_Work instruction_
Scan the entries for "Coimbatore". Every line that holds it is to be copied.

_Study material_
◇ ◇ ◇ ◇ ◇ ◇ ◇
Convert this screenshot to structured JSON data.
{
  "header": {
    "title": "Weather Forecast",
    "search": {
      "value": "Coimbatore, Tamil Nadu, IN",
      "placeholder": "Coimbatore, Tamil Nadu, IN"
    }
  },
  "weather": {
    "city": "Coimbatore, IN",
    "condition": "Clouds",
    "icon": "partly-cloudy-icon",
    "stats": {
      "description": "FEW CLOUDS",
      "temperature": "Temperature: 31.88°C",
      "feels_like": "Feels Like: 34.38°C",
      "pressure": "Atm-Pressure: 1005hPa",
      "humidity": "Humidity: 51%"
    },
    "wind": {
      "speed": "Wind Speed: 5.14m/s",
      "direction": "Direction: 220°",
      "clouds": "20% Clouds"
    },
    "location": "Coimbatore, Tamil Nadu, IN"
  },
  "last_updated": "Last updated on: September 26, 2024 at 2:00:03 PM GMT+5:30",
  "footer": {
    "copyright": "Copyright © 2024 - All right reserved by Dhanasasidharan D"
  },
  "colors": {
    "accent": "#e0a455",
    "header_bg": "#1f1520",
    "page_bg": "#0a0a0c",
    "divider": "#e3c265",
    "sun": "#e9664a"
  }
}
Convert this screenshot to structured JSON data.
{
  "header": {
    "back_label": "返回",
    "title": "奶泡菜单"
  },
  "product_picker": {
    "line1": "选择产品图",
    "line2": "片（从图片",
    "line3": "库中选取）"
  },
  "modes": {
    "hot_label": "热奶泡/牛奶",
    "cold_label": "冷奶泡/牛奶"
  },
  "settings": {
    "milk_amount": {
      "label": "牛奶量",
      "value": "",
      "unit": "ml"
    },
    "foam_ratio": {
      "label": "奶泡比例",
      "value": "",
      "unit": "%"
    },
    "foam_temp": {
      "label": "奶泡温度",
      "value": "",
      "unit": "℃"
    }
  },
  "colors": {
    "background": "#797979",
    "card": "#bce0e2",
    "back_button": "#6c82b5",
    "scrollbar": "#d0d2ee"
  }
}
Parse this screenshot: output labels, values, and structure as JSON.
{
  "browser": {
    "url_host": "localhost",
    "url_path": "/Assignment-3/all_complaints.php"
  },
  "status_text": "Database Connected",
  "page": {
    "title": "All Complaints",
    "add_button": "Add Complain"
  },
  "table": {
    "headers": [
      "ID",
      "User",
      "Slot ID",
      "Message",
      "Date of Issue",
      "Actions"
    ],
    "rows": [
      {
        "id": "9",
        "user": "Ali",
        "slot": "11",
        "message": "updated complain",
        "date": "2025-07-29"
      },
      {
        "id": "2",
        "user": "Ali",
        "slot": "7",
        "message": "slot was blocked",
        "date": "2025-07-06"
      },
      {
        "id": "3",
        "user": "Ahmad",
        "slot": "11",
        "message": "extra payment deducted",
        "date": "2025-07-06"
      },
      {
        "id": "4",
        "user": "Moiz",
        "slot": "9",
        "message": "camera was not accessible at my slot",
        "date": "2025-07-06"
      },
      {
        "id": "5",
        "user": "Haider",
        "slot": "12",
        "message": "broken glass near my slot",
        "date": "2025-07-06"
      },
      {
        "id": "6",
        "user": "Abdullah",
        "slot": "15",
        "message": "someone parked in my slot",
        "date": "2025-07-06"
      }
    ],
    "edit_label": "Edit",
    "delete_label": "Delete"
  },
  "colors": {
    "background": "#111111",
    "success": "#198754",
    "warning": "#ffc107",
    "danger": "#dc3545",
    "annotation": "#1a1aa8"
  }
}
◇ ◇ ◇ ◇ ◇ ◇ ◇
_Response below_
      "value": "Coimbatore, Tamil Nadu, IN",
      "placeholder": "Coimbatore, Tamil Nadu, IN"
    "city": "Coimbatore, IN",
    "location": "Coimbatore, Tamil Nadu, IN"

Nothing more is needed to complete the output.